[Task to complete] Word for word, return each entry that follows, with every image removed.

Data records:
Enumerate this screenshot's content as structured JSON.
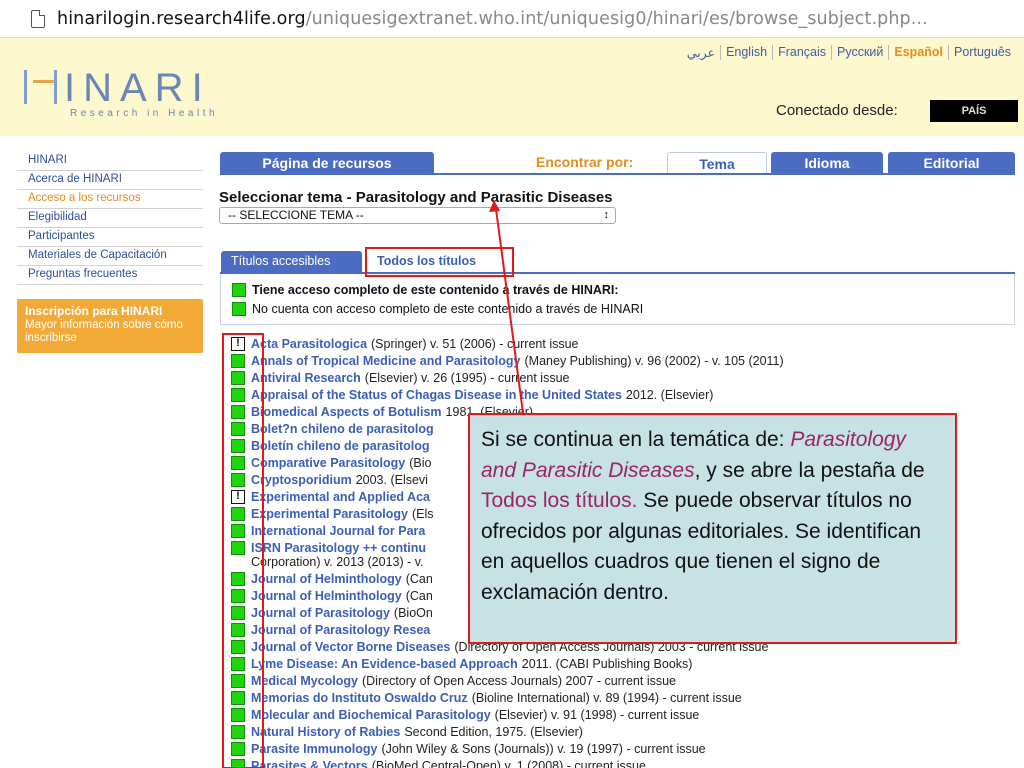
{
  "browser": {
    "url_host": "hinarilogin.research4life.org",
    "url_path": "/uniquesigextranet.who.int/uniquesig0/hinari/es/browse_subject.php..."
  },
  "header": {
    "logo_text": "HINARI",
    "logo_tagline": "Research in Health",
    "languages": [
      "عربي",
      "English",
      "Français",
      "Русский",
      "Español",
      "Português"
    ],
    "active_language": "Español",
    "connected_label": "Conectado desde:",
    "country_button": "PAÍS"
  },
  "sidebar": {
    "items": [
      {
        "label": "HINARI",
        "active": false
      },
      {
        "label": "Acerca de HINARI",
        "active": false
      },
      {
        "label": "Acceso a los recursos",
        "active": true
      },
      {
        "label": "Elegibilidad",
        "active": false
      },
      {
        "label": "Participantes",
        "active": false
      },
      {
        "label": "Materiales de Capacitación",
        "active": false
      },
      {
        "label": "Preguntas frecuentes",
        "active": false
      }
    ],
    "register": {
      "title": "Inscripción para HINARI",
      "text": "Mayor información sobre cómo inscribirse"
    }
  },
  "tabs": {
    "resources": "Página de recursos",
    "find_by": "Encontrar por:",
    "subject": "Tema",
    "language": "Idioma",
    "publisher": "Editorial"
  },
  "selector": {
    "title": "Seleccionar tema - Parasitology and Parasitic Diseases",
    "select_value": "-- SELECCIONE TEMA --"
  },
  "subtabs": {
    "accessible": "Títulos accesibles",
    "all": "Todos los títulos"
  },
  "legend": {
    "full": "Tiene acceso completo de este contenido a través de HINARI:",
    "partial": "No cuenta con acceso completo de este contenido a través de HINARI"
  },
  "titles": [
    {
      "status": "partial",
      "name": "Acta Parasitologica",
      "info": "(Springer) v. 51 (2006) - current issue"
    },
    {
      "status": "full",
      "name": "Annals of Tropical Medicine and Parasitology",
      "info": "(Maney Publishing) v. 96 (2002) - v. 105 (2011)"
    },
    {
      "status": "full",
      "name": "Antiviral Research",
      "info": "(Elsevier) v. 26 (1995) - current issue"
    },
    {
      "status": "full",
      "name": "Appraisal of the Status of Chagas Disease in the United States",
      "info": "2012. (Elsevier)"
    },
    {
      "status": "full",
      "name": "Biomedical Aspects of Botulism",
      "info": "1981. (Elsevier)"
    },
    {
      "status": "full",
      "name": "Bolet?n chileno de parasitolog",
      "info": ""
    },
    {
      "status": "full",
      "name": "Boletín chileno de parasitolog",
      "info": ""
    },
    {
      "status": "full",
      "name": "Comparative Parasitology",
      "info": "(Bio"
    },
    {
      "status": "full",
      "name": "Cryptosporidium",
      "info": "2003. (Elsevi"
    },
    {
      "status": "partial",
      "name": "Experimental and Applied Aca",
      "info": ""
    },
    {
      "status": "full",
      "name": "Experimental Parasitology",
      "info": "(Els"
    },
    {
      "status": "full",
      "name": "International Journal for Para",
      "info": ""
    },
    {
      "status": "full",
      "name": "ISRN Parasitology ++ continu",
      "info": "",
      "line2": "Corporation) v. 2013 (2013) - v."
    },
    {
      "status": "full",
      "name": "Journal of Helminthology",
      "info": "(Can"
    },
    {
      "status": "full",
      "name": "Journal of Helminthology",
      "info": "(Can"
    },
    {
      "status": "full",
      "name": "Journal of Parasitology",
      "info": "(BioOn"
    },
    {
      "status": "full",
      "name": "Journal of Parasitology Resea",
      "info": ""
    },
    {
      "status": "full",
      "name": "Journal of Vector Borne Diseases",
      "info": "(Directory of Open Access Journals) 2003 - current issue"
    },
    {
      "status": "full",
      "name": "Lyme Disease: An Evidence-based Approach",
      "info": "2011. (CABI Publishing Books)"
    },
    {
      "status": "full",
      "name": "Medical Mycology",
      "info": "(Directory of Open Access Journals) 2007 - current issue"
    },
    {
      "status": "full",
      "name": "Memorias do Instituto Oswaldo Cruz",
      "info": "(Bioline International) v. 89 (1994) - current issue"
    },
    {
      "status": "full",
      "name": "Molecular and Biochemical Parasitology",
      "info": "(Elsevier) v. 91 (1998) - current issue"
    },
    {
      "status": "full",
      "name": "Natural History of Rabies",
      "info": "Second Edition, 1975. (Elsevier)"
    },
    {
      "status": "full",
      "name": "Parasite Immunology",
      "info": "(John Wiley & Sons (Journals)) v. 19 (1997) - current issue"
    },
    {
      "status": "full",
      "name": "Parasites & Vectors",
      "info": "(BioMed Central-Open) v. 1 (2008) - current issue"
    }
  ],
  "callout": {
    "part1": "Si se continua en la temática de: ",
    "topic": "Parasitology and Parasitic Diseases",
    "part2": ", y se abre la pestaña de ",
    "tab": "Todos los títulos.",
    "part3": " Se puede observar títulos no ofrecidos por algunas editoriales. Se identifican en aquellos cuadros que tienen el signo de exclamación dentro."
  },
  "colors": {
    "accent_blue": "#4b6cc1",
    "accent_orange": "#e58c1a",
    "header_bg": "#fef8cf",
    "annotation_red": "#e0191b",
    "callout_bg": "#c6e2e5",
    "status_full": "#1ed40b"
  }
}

[Written reply]
Enumerate this screenshot's content as structured JSON.
{
  "browser": {
    "url_host": "hinarilogin.research4life.org",
    "url_path": "/uniquesigextranet.who.int/uniquesig0/hinari/es/browse_subject.php..."
  },
  "header": {
    "logo_text": "HINARI",
    "logo_tagline": "Research in Health",
    "languages": [
      "عربي",
      "English",
      "Français",
      "Русский",
      "Español",
      "Português"
    ],
    "active_language": "Español",
    "connected_label": "Conectado desde:",
    "country_button": "PAÍS"
  },
  "sidebar": {
    "items": [
      {
        "label": "HINARI",
        "active": false
      },
      {
        "label": "Acerca de HINARI",
        "active": false
      },
      {
        "label": "Acceso a los recursos",
        "active": true
      },
      {
        "label": "Elegibilidad",
        "active": false
      },
      {
        "label": "Participantes",
        "active": false
      },
      {
        "label": "Materiales de Capacitación",
        "active": false
      },
      {
        "label": "Preguntas frecuentes",
        "active": false
      }
    ],
    "register": {
      "title": "Inscripción para HINARI",
      "text": "Mayor información sobre cómo inscribirse"
    }
  },
  "tabs": {
    "resources": "Página de recursos",
    "find_by": "Encontrar por:",
    "subject": "Tema",
    "language": "Idioma",
    "publisher": "Editorial"
  },
  "selector": {
    "title": "Seleccionar tema - Parasitology and Parasitic Diseases",
    "select_value": "-- SELECCIONE TEMA --"
  },
  "subtabs": {
    "accessible": "Títulos accesibles",
    "all": "Todos los títulos"
  },
  "legend": {
    "full": "Tiene acceso completo de este contenido a través de HINARI:",
    "partial": "No cuenta con acceso completo de este contenido a través de HINARI"
  },
  "titles": [
    {
      "status": "partial",
      "name": "Acta Parasitologica",
      "info": "(Springer) v. 51 (2006) - current issue"
    },
    {
      "status": "full",
      "name": "Annals of Tropical Medicine and Parasitology",
      "info": "(Maney Publishing) v. 96 (2002) - v. 105 (2011)"
    },
    {
      "status": "full",
      "name": "Antiviral Research",
      "info": "(Elsevier) v. 26 (1995) - current issue"
    },
    {
      "status": "full",
      "name": "Appraisal of the Status of Chagas Disease in the United States",
      "info": "2012. (Elsevier)"
    },
    {
      "status": "full",
      "name": "Biomedical Aspects of Botulism",
      "info": "1981. (Elsevier)"
    },
    {
      "status": "full",
      "name": "Bolet?n chileno de parasitolog",
      "info": ""
    },
    {
      "status": "full",
      "name": "Boletín chileno de parasitolog",
      "info": ""
    },
    {
      "status": "full",
      "name": "Comparative Parasitology",
      "info": "(Bio"
    },
    {
      "status": "full",
      "name": "Cryptosporidium",
      "info": "2003. (Elsevi"
    },
    {
      "status": "partial",
      "name": "Experimental and Applied Aca",
      "info": ""
    },
    {
      "status": "full",
      "name": "Experimental Parasitology",
      "info": "(Els"
    },
    {
      "status": "full",
      "name": "International Journal for Para",
      "info": ""
    },
    {
      "status": "full",
      "name": "ISRN Parasitology ++ continu",
      "info": "",
      "line2": "Corporation) v. 2013 (2013) - v."
    },
    {
      "status": "full",
      "name": "Journal of Helminthology",
      "info": "(Can"
    },
    {
      "status": "full",
      "name": "Journal of Helminthology",
      "info": "(Can"
    },
    {
      "status": "full",
      "name": "Journal of Parasitology",
      "info": "(BioOn"
    },
    {
      "status": "full",
      "name": "Journal of Parasitology Resea",
      "info": ""
    },
    {
      "status": "full",
      "name": "Journal of Vector Borne Diseases",
      "info": "(Directory of Open Access Journals) 2003 - current issue"
    },
    {
      "status": "full",
      "name": "Lyme Disease: An Evidence-based Approach",
      "info": "2011. (CABI Publishing Books)"
    },
    {
      "status": "full",
      "name": "Medical Mycology",
      "info": "(Directory of Open Access Journals) 2007 - current issue"
    },
    {
      "status": "full",
      "name": "Memorias do Instituto Oswaldo Cruz",
      "info": "(Bioline International) v. 89 (1994) - current issue"
    },
    {
      "status": "full",
      "name": "Molecular and Biochemical Parasitology",
      "info": "(Elsevier) v. 91 (1998) - current issue"
    },
    {
      "status": "full",
      "name": "Natural History of Rabies",
      "info": "Second Edition, 1975. (Elsevier)"
    },
    {
      "status": "full",
      "name": "Parasite Immunology",
      "info": "(John Wiley & Sons (Journals)) v. 19 (1997) - current issue"
    },
    {
      "status": "full",
      "name": "Parasites & Vectors",
      "info": "(BioMed Central-Open) v. 1 (2008) - current issue"
    }
  ],
  "callout": {
    "part1": "Si se continua en la temática de: ",
    "topic": "Parasitology and Parasitic Diseases",
    "part2": ", y se abre la pestaña de ",
    "tab": "Todos los títulos.",
    "part3": " Se puede observar títulos no ofrecidos por algunas editoriales. Se identifican en aquellos cuadros que tienen el signo de exclamación dentro."
  },
  "colors": {
    "accent_blue": "#4b6cc1",
    "accent_orange": "#e58c1a",
    "header_bg": "#fef8cf",
    "annotation_red": "#e0191b",
    "callout_bg": "#c6e2e5",
    "status_full": "#1ed40b"
  }
}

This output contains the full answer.